, 38 (419 SE2d 24
). Further, in light of all the evidence in the case, we do not consider the fact that one victim described Sampson to the police as being 20 years younger than his actual age, to create a reasonable doubt as a matter of law. Instead, this testimony concerns the weight to be given this testimony and not its sufficiency.
"Having reviewed the evidence in the light most favorable to the jury's determination, we conclude that a rational trier of fact could have found the defendant guilty of the crimes for which he was convicted beyond a reasonable doubt. Jackson v. Virginia, 443 U. S. 307 (99 SC 2781, 61 LE2d 560) (1979); Crawford v. State, 245 Ga. 89
, 90 (263 SE2d 131
) (1980)." Witherspoon v. State, 262 Ga. 2 (412 SE2d 829)
2. Sampson's contention that the trial court erred by denying his motion to suppress his statement to the police is without merit. The transcript of the motion hearing shows the trial court found that Sampson was not in custody at the time he made this statement and further found the statement was spontaneous and not in response to police questioning. "As a general rule, the trial court's decision on questions of fact and credibility at a suppression hearing must be accepted unless clearly erroneous." (Citation and punctuation omitted.) Santone v. State, 187 Ga. App. 789
, 790 (371 SE2d 428
). As the trial court's findings of fact are supported by the testimony of the police officers, the trial court's findings are not clearly erroneous. Crawford v. State, supra.
3. Sampson also contends the trial court erred by denying his motion to suppress his statement to the police because it impermissibly put his character in issue. There was no error. The transcript of the hearing on Sampson's motion shows the statement to the police made at the time of his arrest was spontaneous and not in response to police questioning. "As a general rule, all the circumstances connected with a defendant's arrest are admissible as a part of the res gestae." Crowe v. State, 193 Ga. App. 385 (388 SE2d 24)
. Not all evidence that may place a defendant's character in issue is inadmissible; thus, there was no error in admitting this evidence. Howard v. State, 206 Ga. App. 610 (426 SE2d 181)
. Moreover, assuming admission of this statement was error, we find any such error was harmless beyond a reasonable doubt in light of the overwhelming evidence of Sampson's guilt. Johnson v. State, 238 Ga. 59
, 60 (230 SE2d 869

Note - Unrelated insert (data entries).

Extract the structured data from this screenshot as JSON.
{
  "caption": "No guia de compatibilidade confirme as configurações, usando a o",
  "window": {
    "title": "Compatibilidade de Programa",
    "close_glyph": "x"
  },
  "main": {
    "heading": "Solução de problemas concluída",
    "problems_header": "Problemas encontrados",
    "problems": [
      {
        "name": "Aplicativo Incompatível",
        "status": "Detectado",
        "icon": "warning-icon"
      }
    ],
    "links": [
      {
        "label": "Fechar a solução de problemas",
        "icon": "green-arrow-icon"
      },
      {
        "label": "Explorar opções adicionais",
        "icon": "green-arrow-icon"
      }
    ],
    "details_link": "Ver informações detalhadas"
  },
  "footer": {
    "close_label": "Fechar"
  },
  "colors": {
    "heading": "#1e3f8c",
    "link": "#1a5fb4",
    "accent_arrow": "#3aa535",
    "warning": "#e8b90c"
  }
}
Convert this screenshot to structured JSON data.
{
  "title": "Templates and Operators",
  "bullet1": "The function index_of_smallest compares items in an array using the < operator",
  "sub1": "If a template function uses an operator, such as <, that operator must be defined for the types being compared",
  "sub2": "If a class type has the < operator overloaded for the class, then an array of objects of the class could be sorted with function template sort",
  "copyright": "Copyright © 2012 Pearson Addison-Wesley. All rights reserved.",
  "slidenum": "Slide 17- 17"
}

4. Finally, Sampson asserts that a box cutter found in his luggage should have been suppressed because it was seized as a result of an illegal search. The trial court found, however, the box cutter was discovered during an inventory of his luggage before it was placed in the jail's storage area. As this finding is not clearly erroneous, we are bound to accept it. Santone v. State, supra. Accordingly, since objects seized in a reasonable inventory of property are admissible in evidence (see Williams v. State, 204 Ga. App. 372
, 373 (419 SE2d 351
)), there was no error.